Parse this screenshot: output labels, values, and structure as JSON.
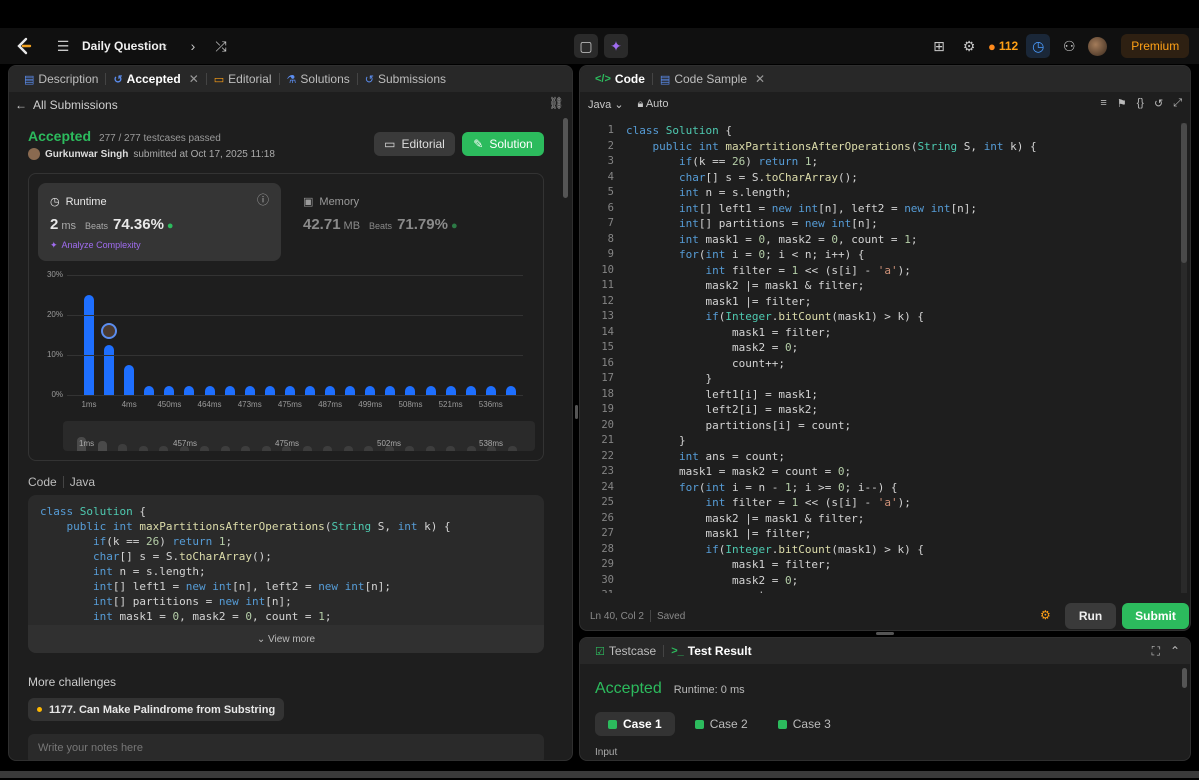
{
  "topbar": {
    "title": "Daily Question",
    "streak": "112",
    "premium": "Premium"
  },
  "left": {
    "tabs": [
      "Description",
      "Accepted",
      "Editorial",
      "Solutions",
      "Submissions"
    ],
    "back": "All Submissions",
    "status": "Accepted",
    "passed": "277 / 277 testcases passed",
    "user": "Gurkunwar Singh",
    "submitted": "submitted at Oct 17, 2025 11:18",
    "editorial_btn": "Editorial",
    "solution_btn": "Solution",
    "runtime_label": "Runtime",
    "runtime_val": "2",
    "runtime_unit": "ms",
    "beats": "Beats",
    "runtime_pct": "74.36%",
    "analyze": "Analyze Complexity",
    "memory_label": "Memory",
    "memory_val": "42.71",
    "memory_unit": "MB",
    "memory_pct": "71.79%",
    "code_label": "Code",
    "lang": "Java",
    "view_more": "View more",
    "more": "More challenges",
    "challenge": "1177. Can Make Palindrome from Substring",
    "notes_ph": "Write your notes here"
  },
  "chart_data": {
    "type": "bar",
    "ylabel_ticks": [
      "30%",
      "20%",
      "10%",
      "0%"
    ],
    "ylim": [
      0,
      30
    ],
    "values": [
      25,
      12.5,
      7.5,
      2.2,
      2.2,
      2.2,
      2.2,
      2.2,
      2.2,
      2.2,
      2.2,
      2.2,
      2.2,
      2.2,
      2.2,
      2.2,
      2.2,
      2.2,
      2.2,
      2.2,
      2.2,
      2.2
    ],
    "x_ticks": [
      "1ms",
      "4ms",
      "450ms",
      "464ms",
      "473ms",
      "475ms",
      "487ms",
      "499ms",
      "508ms",
      "521ms",
      "536ms"
    ],
    "mini_ticks": [
      "1ms",
      "457ms",
      "475ms",
      "502ms",
      "538ms"
    ],
    "highlight_index": 1
  },
  "right": {
    "tabs": [
      "Code",
      "Code Sample"
    ],
    "lang": "Java",
    "auto": "Auto",
    "status": "Ln 40, Col 2",
    "saved": "Saved",
    "run": "Run",
    "submit": "Submit"
  },
  "code_lines": [
    "class Solution {",
    "    public int maxPartitionsAfterOperations(String S, int k) {",
    "        if(k == 26) return 1;",
    "        char[] s = S.toCharArray();",
    "        int n = s.length;",
    "        int[] left1 = new int[n], left2 = new int[n];",
    "        int[] partitions = new int[n];",
    "        int mask1 = 0, mask2 = 0, count = 1;",
    "        for(int i = 0; i < n; i++) {",
    "            int filter = 1 << (s[i] - 'a');",
    "            mask2 |= mask1 & filter;",
    "            mask1 |= filter;",
    "            if(Integer.bitCount(mask1) > k) {",
    "                mask1 = filter;",
    "                mask2 = 0;",
    "                count++;",
    "            }",
    "            left1[i] = mask1;",
    "            left2[i] = mask2;",
    "            partitions[i] = count;",
    "        }",
    "        int ans = count;",
    "        mask1 = mask2 = count = 0;",
    "        for(int i = n - 1; i >= 0; i--) {",
    "            int filter = 1 << (s[i] - 'a');",
    "            mask2 |= mask1 & filter;",
    "            mask1 |= filter;",
    "            if(Integer.bitCount(mask1) > k) {",
    "                mask1 = filter;",
    "                mask2 = 0;",
    "                count++;"
  ],
  "preview_lines": [
    "class Solution {",
    "    public int maxPartitionsAfterOperations(String S, int k) {",
    "        if(k == 26) return 1;",
    "        char[] s = S.toCharArray();",
    "        int n = s.length;",
    "        int[] left1 = new int[n], left2 = new int[n];",
    "        int[] partitions = new int[n];",
    "        int mask1 = 0, mask2 = 0, count = 1;"
  ],
  "bottom": {
    "tabs": [
      "Testcase",
      "Test Result"
    ],
    "status": "Accepted",
    "runtime": "Runtime: 0 ms",
    "cases": [
      "Case 1",
      "Case 2",
      "Case 3"
    ],
    "input": "Input"
  }
}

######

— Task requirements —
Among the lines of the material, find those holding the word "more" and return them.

— Solution below —
    "view_more": "View more",
    "more": "More challenges",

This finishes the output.